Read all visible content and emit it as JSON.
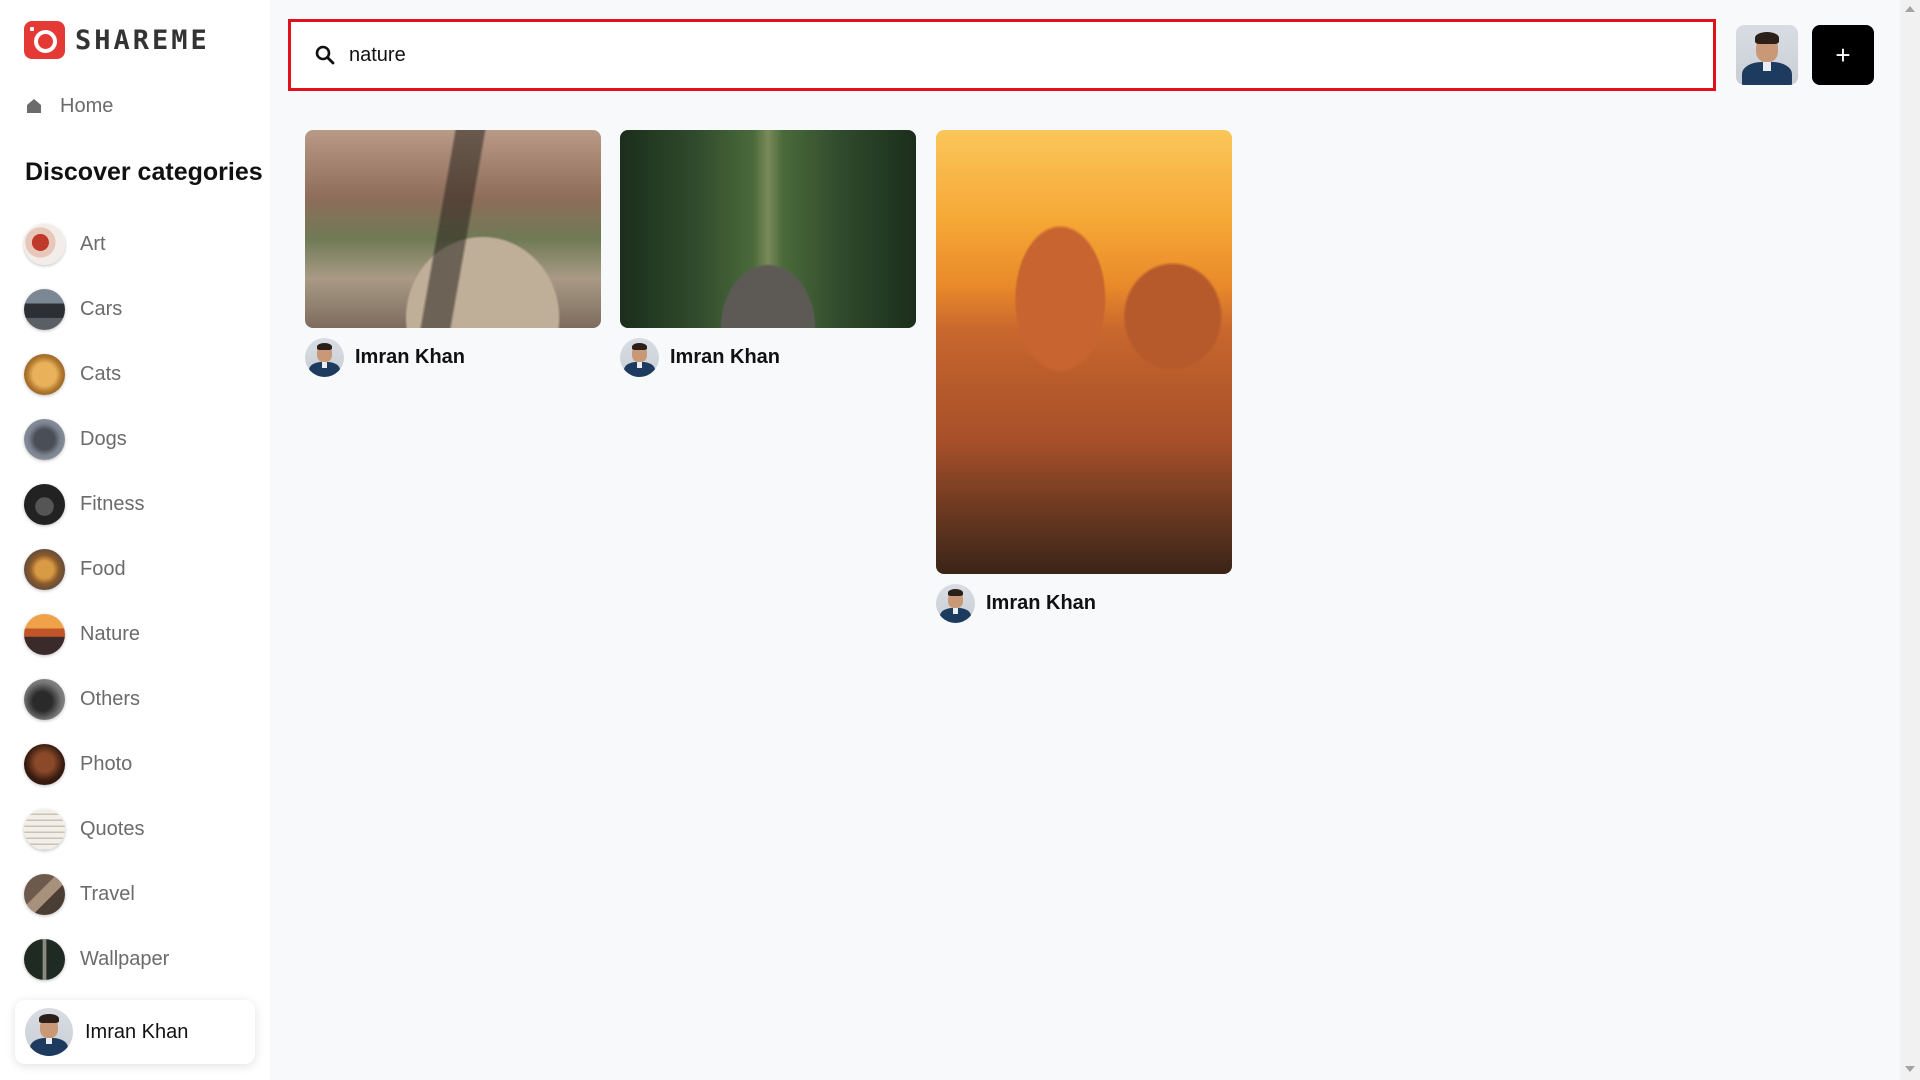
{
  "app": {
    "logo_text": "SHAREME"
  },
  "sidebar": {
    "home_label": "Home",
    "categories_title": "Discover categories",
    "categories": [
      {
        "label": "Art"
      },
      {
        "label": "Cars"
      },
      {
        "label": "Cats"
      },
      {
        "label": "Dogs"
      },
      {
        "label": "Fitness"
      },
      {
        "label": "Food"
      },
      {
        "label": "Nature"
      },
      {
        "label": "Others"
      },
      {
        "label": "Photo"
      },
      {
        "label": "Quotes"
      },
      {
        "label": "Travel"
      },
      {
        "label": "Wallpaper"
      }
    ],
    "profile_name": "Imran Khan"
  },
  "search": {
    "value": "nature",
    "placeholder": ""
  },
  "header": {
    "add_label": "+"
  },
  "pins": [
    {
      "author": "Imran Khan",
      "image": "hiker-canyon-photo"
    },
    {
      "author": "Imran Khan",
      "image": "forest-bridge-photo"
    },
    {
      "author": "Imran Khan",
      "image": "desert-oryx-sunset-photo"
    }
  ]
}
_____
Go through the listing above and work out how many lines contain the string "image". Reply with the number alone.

3